You see, by saying “I was a good girl”, I implied that I didn’t need that much saving. I didn’t need that much grace. At least, not as much grace as others.
In believing that I was a good girl, I was saying, somewhere in my head and heart, that I. was. good. enough. I was good enough for God’s grace. I had earned it.
Shameful pride is all that was. I see that now.
Unwittingly, I was clinging to a little bit of the glory that was rightly meant for God. I say unwittingly because had you asked me I would have said I wasn’t good enough for God’s grace. I would have said I cannot earn my salvation. My brain lived with these two opposing beliefs.
The funny thing is I’m quite certain I’m not the only one that holds these beliefs. In fact, I see this idea –
the idea that “at least I was never a _________ (fill in the blank)” …
a lot amongst believers. It is the elephant in the room. No one calls it out but it’s there. It’s spoken in round about ways. In knowing eyes and coded words.
“At least, I’m not…”.

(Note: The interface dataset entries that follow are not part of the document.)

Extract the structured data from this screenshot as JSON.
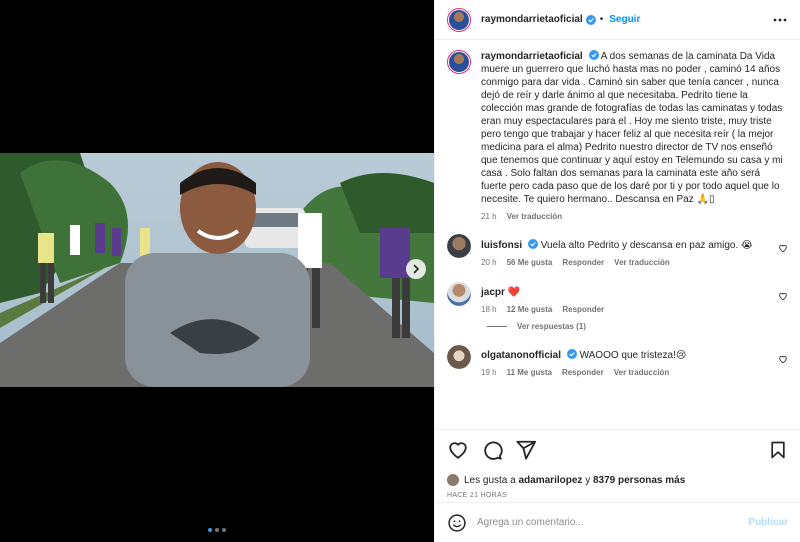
{
  "post": {
    "author": "raymondarrietaoficial",
    "follow_label": "Seguir",
    "caption": "A dos semanas de la caminata Da Vida muere un guerrero que luchó hasta mas no poder , caminó 14 años conmigo para dar vida . Caminó sin saber que tenía cancer , nunca dejó de reír y darle ánimo al que necesitaba. Pedrito tiene la colección mas grande de fotografías de todas las caminatas y todas eran muy espectaculares para el . Hoy me siento triste, muy triste pero tengo que trabajar y hacer feliz al que necesita reír ( la mejor medicina para el alma) Pedrito nuestro director de TV nos enseñó que tenemos que continuar y aquí estoy en Telemundo su casa y mi casa . Solo faltan dos semanas para la caminata este año será fuerte pero cada paso que de los daré por ti y por todo aquel que lo necesite. Te quiero hermano.. Descansa en Paz 🙏▯",
    "caption_time": "21 h",
    "see_translation": "Ver traducción"
  },
  "comments": [
    {
      "user": "luisfonsi",
      "verified": true,
      "text": "Vuela alto Pedrito y descansa en paz amigo. 😭",
      "time": "20 h",
      "likes": "56 Me gusta",
      "reply": "Responder",
      "translate": "Ver traducción"
    },
    {
      "user": "jacpr",
      "verified": false,
      "text": "❤️",
      "time": "18 h",
      "likes": "12 Me gusta",
      "reply": "Responder",
      "replies_label": "Ver respuestas (1)"
    },
    {
      "user": "olgatanonofficial",
      "verified": true,
      "text": "WAOOO que tristeza!😢",
      "time": "19 h",
      "likes": "11 Me gusta",
      "reply": "Responder",
      "translate": "Ver traducción"
    }
  ],
  "likes_summary": {
    "prefix": "Les gusta a",
    "user": "adamarilopez",
    "middle": "y",
    "count": "8379 personas más"
  },
  "post_time": "HACE 21 HORAS",
  "comment_input": {
    "placeholder": "Agrega un comentario..."
  },
  "publish_label": "Publicar",
  "carousel": {
    "slides": 3,
    "active": 1
  },
  "colors": {
    "link": "#0095f6",
    "verified": "#3897f0",
    "heart": "#ed4956",
    "publish_disabled": "#b2dffc"
  },
  "icons": [
    "like-icon",
    "comment-icon",
    "share-icon",
    "bookmark-icon",
    "emoji-icon",
    "more-icon",
    "next-icon",
    "verified-icon"
  ]
}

“I’m a good person…”
“I’ve got my life together”
“I follow the rules”
“I contribute _____ (time, money, insert your word here)”

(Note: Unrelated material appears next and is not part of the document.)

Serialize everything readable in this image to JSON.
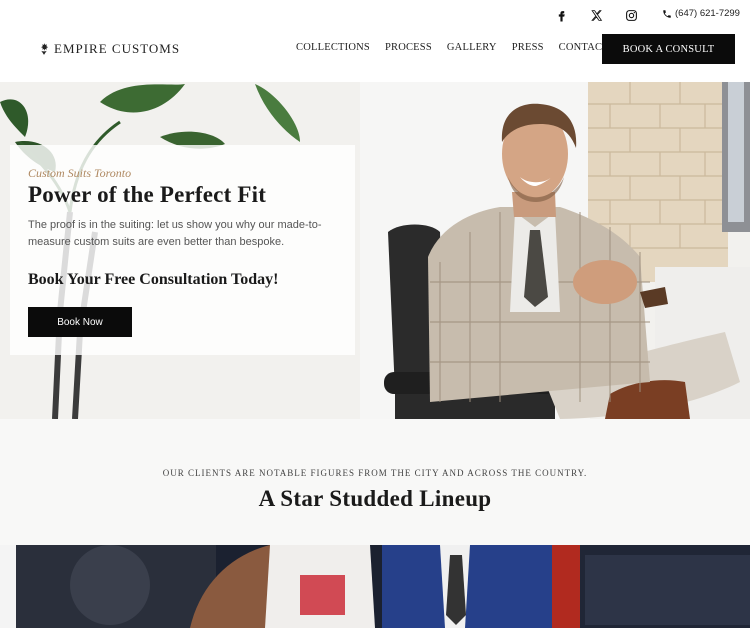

All of this screams out… I’m good enough. I am presentable enough to enter God’s kingdom. I am good.
The truth is I never was a “good enough” girl for God’s amazing grace. You and I, friend, we’re not good enough.
For if we were, there’d be no need for Jesus.
We can never be good enough… or follow the rules enough.. or have our life together, enough… to be worthy of entering into God’s presence, let alone a relationship. I cannot earn my way to heaven.
No amount of good behavior, good deeds, or thoughts can move me one step closer to earning a relationship with Christ.
And.. amen to that.
Isn’t that exhausting??
Trying to earn someone’s approval?
Trying to earn someone’s friendship??
Trying to be good enough??
It’s down-right, bone-aching exhausting. And it’s wrapped in failure. Every. Time.
And Praise Him for His simple, releasing way of coming to Him.
He says, “Come to me, all you who are weary and burdened, and I will give you rest” – Matthew 11:28
The truth is God isn’t a God of complication. He is a God of clarity and simplicity.
He is a God of Grace. And freely gives that Grace when we are so, so undeserving of it.
Let’s put the “good girl” myth to death. I know I have in my own life since my epiphany several weeks ago. I am very aware of my daily failures… and I know I was never a “good girl” to earn God’s grace by my own efforts. It is most definitely a gift – freely given to all who seek it.